Replicate Aptima Assay for Quantifying Residual Plasma Viremia in Individuals on Antiretroviral Therapy.
Published Web Locationhttps://doi.org/10.1128/jcm.01400-20
Detection of residual plasma viremia in antiretroviral therapy (ART)-suppressed HIV-infected individuals is critical for characterizing the latent reservoir and evaluating the impact of cure interventions. Ultracentrifugation-based single-copy assays are sensitive but labor intensive. Fully automated replicate testing using a standard clinical viral load assay was evaluated as a high-throughput alternative for the quantification of low-level viremia. Four plasma samples from blood donors with acute HIV-1 infection and one viral culture supernatant were serially diluted into 25-ml samples to nominal viral loads ranging from 39 to <0.5 copies (cp)/ml. Each dilution was tested with 45 replicates (reps) using 0.5 ml/rep with the Aptima HIV-1 Quant assay. The nominal and estimated viral loads based on the single-hit Poisson model were compared, and a hybrid Poisson digital model for calibrated viral load estimation was derived. Testing performed using 45 reps on longitudinal plasma samples from 50 ART-suppressed individuals in the Reservoir Assay Validation and Evaluation Network (RAVEN) study cohort (range of 1 to 19 years of continuous ART suppression) showed a median viral load of 0.54 cp/ml (interquartile range [IQR], 0.22 to 1.46 cp/ml) and a 14% (95% confidence interval [CI], 9% to 19%) decline in viral load for each additional year in duration suppressed.
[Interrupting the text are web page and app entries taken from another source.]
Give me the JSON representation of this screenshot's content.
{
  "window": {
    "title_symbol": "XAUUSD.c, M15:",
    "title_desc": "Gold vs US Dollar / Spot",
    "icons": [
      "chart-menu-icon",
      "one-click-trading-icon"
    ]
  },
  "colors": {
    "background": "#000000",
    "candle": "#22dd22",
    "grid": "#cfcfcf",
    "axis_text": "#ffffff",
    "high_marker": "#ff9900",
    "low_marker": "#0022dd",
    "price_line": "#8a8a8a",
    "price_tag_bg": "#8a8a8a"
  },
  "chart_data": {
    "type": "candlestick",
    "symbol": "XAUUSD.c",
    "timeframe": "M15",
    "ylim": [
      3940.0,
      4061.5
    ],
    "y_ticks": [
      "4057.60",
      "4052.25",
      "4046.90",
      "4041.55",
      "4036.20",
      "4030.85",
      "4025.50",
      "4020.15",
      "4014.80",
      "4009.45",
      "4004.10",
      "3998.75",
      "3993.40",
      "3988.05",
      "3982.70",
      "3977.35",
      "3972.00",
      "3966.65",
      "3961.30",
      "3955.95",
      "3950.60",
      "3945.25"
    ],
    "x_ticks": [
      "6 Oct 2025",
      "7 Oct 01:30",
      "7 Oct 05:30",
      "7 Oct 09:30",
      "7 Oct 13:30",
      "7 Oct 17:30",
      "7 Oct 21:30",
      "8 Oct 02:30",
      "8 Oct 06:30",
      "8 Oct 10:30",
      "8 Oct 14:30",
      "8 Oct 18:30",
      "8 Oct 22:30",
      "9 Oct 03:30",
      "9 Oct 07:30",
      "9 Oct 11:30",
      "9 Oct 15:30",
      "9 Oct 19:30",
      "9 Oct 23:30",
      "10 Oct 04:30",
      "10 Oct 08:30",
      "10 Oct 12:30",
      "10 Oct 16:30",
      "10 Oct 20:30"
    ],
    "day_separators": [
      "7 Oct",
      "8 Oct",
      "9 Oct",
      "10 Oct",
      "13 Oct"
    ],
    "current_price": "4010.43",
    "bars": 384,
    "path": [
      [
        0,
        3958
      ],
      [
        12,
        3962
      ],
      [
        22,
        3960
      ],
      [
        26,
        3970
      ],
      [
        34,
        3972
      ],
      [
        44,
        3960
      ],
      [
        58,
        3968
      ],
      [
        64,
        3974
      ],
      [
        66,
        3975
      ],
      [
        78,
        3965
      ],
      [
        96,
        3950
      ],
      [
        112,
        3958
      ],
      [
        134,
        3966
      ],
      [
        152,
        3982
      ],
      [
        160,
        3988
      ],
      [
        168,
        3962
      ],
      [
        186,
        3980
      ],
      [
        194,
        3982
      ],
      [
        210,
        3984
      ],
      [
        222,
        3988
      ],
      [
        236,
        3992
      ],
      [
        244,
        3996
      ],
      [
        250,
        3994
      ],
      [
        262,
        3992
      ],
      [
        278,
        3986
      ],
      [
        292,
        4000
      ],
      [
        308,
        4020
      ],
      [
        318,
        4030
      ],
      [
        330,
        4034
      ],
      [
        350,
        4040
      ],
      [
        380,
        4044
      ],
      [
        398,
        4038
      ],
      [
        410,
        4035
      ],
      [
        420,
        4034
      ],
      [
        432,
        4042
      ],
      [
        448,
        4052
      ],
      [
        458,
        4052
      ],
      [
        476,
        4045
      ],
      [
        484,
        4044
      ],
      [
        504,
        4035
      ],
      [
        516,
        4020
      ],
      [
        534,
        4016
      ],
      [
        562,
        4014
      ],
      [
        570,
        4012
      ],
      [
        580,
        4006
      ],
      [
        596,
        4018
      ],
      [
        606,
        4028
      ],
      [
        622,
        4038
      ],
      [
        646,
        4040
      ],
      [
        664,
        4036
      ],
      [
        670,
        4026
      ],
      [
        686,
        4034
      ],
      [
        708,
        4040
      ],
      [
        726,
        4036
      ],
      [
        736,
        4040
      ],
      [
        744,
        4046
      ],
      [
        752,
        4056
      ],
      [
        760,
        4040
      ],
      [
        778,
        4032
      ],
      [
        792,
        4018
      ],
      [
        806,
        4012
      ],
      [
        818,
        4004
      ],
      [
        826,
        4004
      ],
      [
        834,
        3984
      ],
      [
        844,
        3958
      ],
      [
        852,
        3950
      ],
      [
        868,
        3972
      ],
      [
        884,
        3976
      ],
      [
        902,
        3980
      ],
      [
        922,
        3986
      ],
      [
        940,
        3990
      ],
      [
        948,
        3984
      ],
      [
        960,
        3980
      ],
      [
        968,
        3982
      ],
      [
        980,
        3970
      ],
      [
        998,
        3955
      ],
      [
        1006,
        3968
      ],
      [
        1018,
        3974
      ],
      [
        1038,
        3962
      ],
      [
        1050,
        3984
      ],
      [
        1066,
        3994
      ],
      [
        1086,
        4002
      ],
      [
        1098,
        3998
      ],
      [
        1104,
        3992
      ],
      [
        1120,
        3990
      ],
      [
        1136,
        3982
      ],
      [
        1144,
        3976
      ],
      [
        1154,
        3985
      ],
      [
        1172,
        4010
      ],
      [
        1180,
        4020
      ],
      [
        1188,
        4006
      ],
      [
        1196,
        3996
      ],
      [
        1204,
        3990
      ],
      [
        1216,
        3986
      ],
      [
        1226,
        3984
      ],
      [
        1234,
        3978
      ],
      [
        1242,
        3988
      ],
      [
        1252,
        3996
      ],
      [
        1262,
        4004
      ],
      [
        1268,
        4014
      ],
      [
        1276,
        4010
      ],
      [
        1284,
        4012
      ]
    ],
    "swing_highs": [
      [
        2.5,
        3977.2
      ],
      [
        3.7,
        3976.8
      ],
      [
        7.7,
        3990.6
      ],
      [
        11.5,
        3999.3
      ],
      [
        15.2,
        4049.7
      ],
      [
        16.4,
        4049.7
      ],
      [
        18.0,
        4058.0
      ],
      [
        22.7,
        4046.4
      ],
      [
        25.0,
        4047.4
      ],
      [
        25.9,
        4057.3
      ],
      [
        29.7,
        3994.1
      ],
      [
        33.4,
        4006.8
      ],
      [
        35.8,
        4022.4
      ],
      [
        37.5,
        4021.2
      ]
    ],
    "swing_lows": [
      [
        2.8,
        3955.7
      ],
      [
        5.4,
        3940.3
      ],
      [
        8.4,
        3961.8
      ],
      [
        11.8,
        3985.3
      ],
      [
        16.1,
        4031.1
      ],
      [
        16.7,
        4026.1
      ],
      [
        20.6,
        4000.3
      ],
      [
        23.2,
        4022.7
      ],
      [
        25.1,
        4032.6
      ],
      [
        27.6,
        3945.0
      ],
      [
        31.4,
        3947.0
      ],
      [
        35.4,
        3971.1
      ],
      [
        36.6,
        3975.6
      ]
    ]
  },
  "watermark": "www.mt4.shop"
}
Within the RAVEN cohort, the expected false-negative rate for detection at lower rep numbers using 9 and 18 reps was 26% and 14%, respectively. Residual plasma viremia levels positively correlated with cell-associated HIV RNA and DNA. The performance characteristics of the replicate Aptima assay support its use for quantifying residual plasma viremia to study the latent HIV reservoir and cure interventions.